Volume 95, Issue 66

Wednesday, January 30, 2002
 

Search the Archives:

Tips for searching

News
Editorial
Opinions
Entertainment
Campus and Culture
Sports
Submit Letter
Contact Us
About the Gazette
Archives



EDITORIAL

A video renter's revenge

Editorial Cartoon

Editorial Board 2001-2002

A video renter's revenge

For those looking to make a quick buck without having to do anything but rent this weekend's hottest release we present to you the latest reason to launch a lawsuit.

A London lawyer is attempting to bring forward a class action suit against Blockbuster Video alleging their high late charges amount to unfair business practices, violating Ontario's Business Act.

Currently, the video store chain's late charge policy stipulates that penalties are equivalent to the cost the customer paid for one's day rental and are issued for every day the video is overdue.

If the class action suit is successful, Blockbuster will likely have to pay back fines to all customers in the province of Ontario who have kept their movies a little too late over the years.

A similar lawsuit in the United States awarded the complainants a substantial amount of money, while lawsuits of this nature are also currently in the works in both British Columbia and Quebec.

To a certain degree, we can sympathize with the disgruntled home video viewers.

Renting movies at Blockbuster does not make for a cheap evening and yes, their fines do hurt the pocketbook.

However, this lawsuit seems like such small potatoes in the grand scheme of things.

Don't people have anything better to worry about? This suit is not a defense of consumer's rights, but rather, an opportunity to make money from deep corporate pockets.

The one thing we should have learned from the events of Sept. 11 is that we should never sweat trivialities, especially late charges on home videos.

This lawsuit is symptomatic of a whiner culture a society where people sue if the smallest, most intangible detail bothers them.

Blockbuster is free to charge late fines even if they seem like a rip-off. There needs to be an incentive for people to return videos on time and, while we may not like the costly late charges, it is the company's prerogative.

Customers are told up front when a movie is due back and it is their responsibility to return it on time. Although it might be tough to get a movie back in the drop box by midnight sometimes, it shouldn't come as a surprise to people that late fines will be charged to those unable to keep their end of the bargain and return their rentals on time. Any fines resulting from late returns are therefore the duty of the individual and need not concern the corporation.

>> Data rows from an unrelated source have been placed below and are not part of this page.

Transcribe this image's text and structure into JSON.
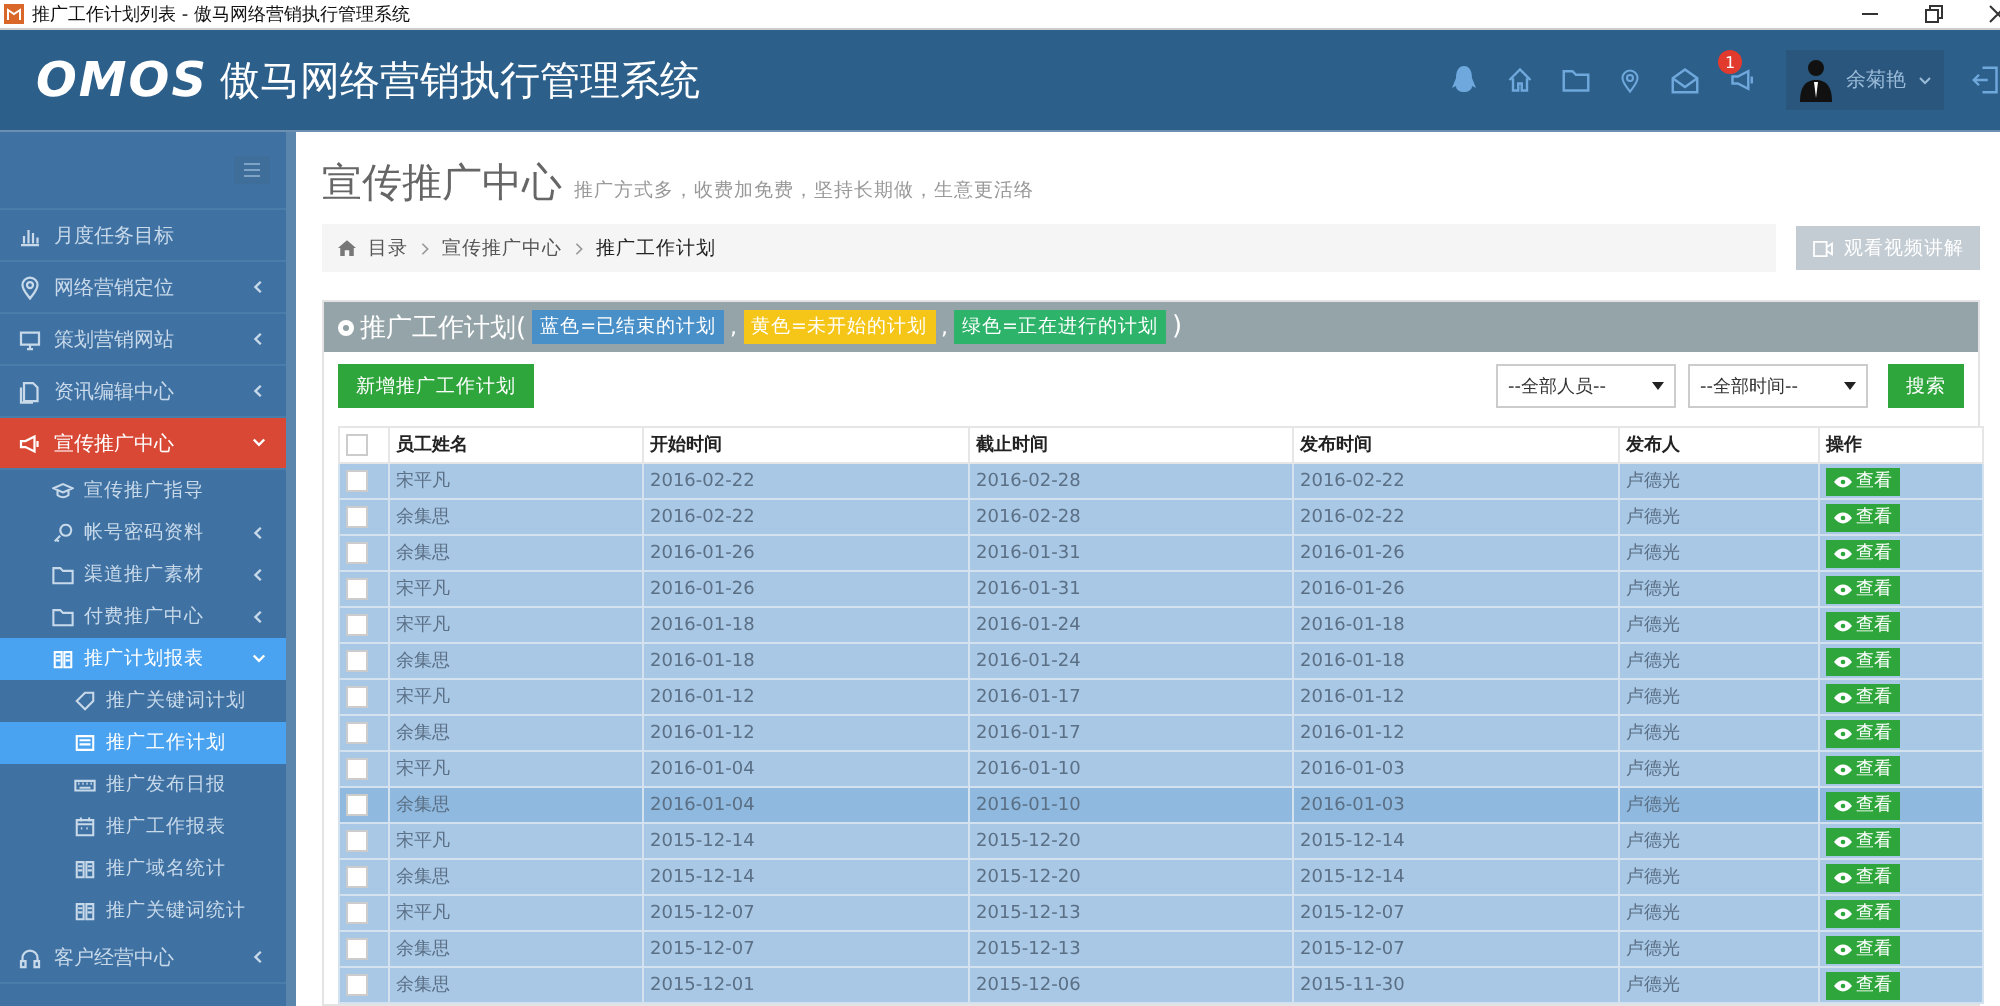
{
  "window": {
    "title": "推广工作计划列表 - 傲马网络营销执行管理系统"
  },
  "header": {
    "logo": "OMOS",
    "system_name": "傲马网络营销执行管理系统",
    "notification_count": "1",
    "user": "余菊艳"
  },
  "sidebar": {
    "items": [
      {
        "label": "月度任务目标",
        "selected": false
      },
      {
        "label": "网络营销定位",
        "selected": false,
        "expanded": false
      },
      {
        "label": "策划营销网站",
        "selected": false,
        "expanded": false
      },
      {
        "label": "资讯编辑中心",
        "selected": false,
        "expanded": false
      },
      {
        "label": "宣传推广中心",
        "selected": true,
        "expanded": true,
        "children": [
          {
            "label": "宣传推广指导",
            "selected": false
          },
          {
            "label": "帐号密码资料",
            "selected": false,
            "expanded": false
          },
          {
            "label": "渠道推广素材",
            "selected": false,
            "expanded": false
          },
          {
            "label": "付费推广中心",
            "selected": false,
            "expanded": false
          },
          {
            "label": "推广计划报表",
            "selected": true,
            "expanded": true,
            "children": [
              {
                "label": "推广关键词计划",
                "selected": false
              },
              {
                "label": "推广工作计划",
                "selected": true
              },
              {
                "label": "推广发布日报",
                "selected": false
              },
              {
                "label": "推广工作报表",
                "selected": false
              },
              {
                "label": "推广域名统计",
                "selected": false
              },
              {
                "label": "推广关键词统计",
                "selected": false
              }
            ]
          }
        ]
      },
      {
        "label": "客户经营中心",
        "selected": false,
        "expanded": false
      }
    ]
  },
  "page": {
    "title": "宣传推广中心",
    "subtitle": "推广方式多，收费加免费，坚持长期做，生意更活络",
    "breadcrumb": [
      "目录",
      "宣传推广中心",
      "推广工作计划"
    ],
    "video_button": "观看视频讲解"
  },
  "panel": {
    "title": "推广工作计划(",
    "legend": [
      {
        "label": "蓝色=已结束的计划",
        "color": "#4a90c8"
      },
      {
        "label": "黄色=未开始的计划",
        "color": "#f5c518"
      },
      {
        "label": "绿色=正在进行的计划",
        "color": "#2db36a"
      }
    ],
    "separators": [
      ",",
      ","
    ],
    "closing": ")",
    "new_button": "新增推广工作计划",
    "filters": [
      {
        "value": "--全部人员--"
      },
      {
        "value": "--全部时间--"
      }
    ],
    "search_button": "搜索"
  },
  "table": {
    "columns": [
      "员工姓名",
      "开始时间",
      "截止时间",
      "发布时间",
      "发布人",
      "操作"
    ],
    "all_checked": false,
    "rows": [
      {
        "name": "宋平凡",
        "start": "2016-02-22",
        "end": "2016-02-28",
        "published": "2016-02-22",
        "publisher": "卢德光",
        "action": "查看",
        "checked": false,
        "selected": false
      },
      {
        "name": "余集思",
        "start": "2016-02-22",
        "end": "2016-02-28",
        "published": "2016-02-22",
        "publisher": "卢德光",
        "action": "查看",
        "checked": false,
        "selected": false
      },
      {
        "name": "余集思",
        "start": "2016-01-26",
        "end": "2016-01-31",
        "published": "2016-01-26",
        "publisher": "卢德光",
        "action": "查看",
        "checked": false,
        "selected": false
      },
      {
        "name": "宋平凡",
        "start": "2016-01-26",
        "end": "2016-01-31",
        "published": "2016-01-26",
        "publisher": "卢德光",
        "action": "查看",
        "checked": false,
        "selected": false
      },
      {
        "name": "宋平凡",
        "start": "2016-01-18",
        "end": "2016-01-24",
        "published": "2016-01-18",
        "publisher": "卢德光",
        "action": "查看",
        "checked": false,
        "selected": false
      },
      {
        "name": "余集思",
        "start": "2016-01-18",
        "end": "2016-01-24",
        "published": "2016-01-18",
        "publisher": "卢德光",
        "action": "查看",
        "checked": false,
        "selected": false
      },
      {
        "name": "宋平凡",
        "start": "2016-01-12",
        "end": "2016-01-17",
        "published": "2016-01-12",
        "publisher": "卢德光",
        "action": "查看",
        "checked": false,
        "selected": false
      },
      {
        "name": "余集思",
        "start": "2016-01-12",
        "end": "2016-01-17",
        "published": "2016-01-12",
        "publisher": "卢德光",
        "action": "查看",
        "checked": false,
        "selected": false
      },
      {
        "name": "宋平凡",
        "start": "2016-01-04",
        "end": "2016-01-10",
        "published": "2016-01-03",
        "publisher": "卢德光",
        "action": "查看",
        "checked": false,
        "selected": false
      },
      {
        "name": "余集思",
        "start": "2016-01-04",
        "end": "2016-01-10",
        "published": "2016-01-03",
        "publisher": "卢德光",
        "action": "查看",
        "checked": false,
        "selected": true
      },
      {
        "name": "宋平凡",
        "start": "2015-12-14",
        "end": "2015-12-20",
        "published": "2015-12-14",
        "publisher": "卢德光",
        "action": "查看",
        "checked": false,
        "selected": false
      },
      {
        "name": "余集思",
        "start": "2015-12-14",
        "end": "2015-12-20",
        "published": "2015-12-14",
        "publisher": "卢德光",
        "action": "查看",
        "checked": false,
        "selected": false
      },
      {
        "name": "宋平凡",
        "start": "2015-12-07",
        "end": "2015-12-13",
        "published": "2015-12-07",
        "publisher": "卢德光",
        "action": "查看",
        "checked": false,
        "selected": false
      },
      {
        "name": "余集思",
        "start": "2015-12-07",
        "end": "2015-12-13",
        "published": "2015-12-07",
        "publisher": "卢德光",
        "action": "查看",
        "checked": false,
        "selected": false
      },
      {
        "name": "余集思",
        "start": "2015-12-01",
        "end": "2015-12-06",
        "published": "2015-11-30",
        "publisher": "卢德光",
        "action": "查看",
        "checked": false,
        "selected": false
      }
    ]
  }
}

Flat out if you don't like Blockbuster's protocol, stop renting their videos.

We recommend borrowing from the local independent video store instead, where it won't cost an arm to rent a movie and a leg if it's overdue.




To Contact The Editorial Department:
gazette.editor@uwo.ca

Copyright The Gazette 2001